Awnings protect your home from sun and rain, saving you money in cooling costs while preventing water leakages. Here’s some things to think about when buying an awning for your home.
Types of awnings
Awnings come in different shapes and sizes, but they fall broadly into two categories: retractable and stationary. A retractable awning is best for decks and windows, where you’ll want control over the elements. That way, you can reel them in when you want to enjoy the sun and roll them out when the rain comes. Stationary models are best for entryways, so you can stop to find your keys in the rain without getting wet.
Consider the climate you live in and where on your home the awning is going.

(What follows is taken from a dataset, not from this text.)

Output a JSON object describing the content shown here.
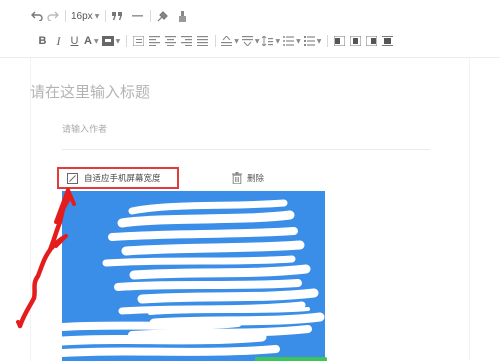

Select features with those factors in mind.
Size: Awnings are measured in width and projection. For width, measure the space between existing mounts, or the width of the window or other feature that needs an awning. Add some inches on either side for a comfortable hanging. For projection (how far the awning can extend from the wall), measure out where it needs to reach, factoring in that awnings drop slightly as they extend out.
Materials: Your awning fabric will either be cotton, aluminum, polyester or vinyl. Cotton, a popular choice for deck awnings, is usually painted to make it more waterproof and give it some colour. Aluminum awnings are made for stormy weather to protect windows from hail and high winds. Polyester and vinyl awnings are probably the most common because they’re already waterproof and available in a wide variety of colors and patterns.
Mounts: Awnings are attached to an exterior wall, exposed rafters or to the roof. Larger awnings will need stronger mounts and frameworks to support the fabric weight. No matter where you install your new awning, make sure the mounts are properly anchored and can withstand its weight.
Factors to consider when buying an awning
Choose awnings based on where they’re going.
Decks and patios: Decks and patios can get very hot in the summer sun, so your deck or patio awning should protect you from rain and sunshine. Make sure your deck awning can cover your furniture during a storm.
Windows: Window awnings can reduce the heat inside your home by as much as nine degrees, significantly cutting your cooling costs in the summer. They can also help control light coming into your home. Match window awnings with your décor.
Doors and entryways: Doorway canopies let you get your keys, mail and pull in your umbrella without worrying about the elements. They also offer a little decorative flourish to your home’s entrances.
Awnings can save you from the heat of the sun and water from the rain. Look for an awning that matches your home, your climate and your budget.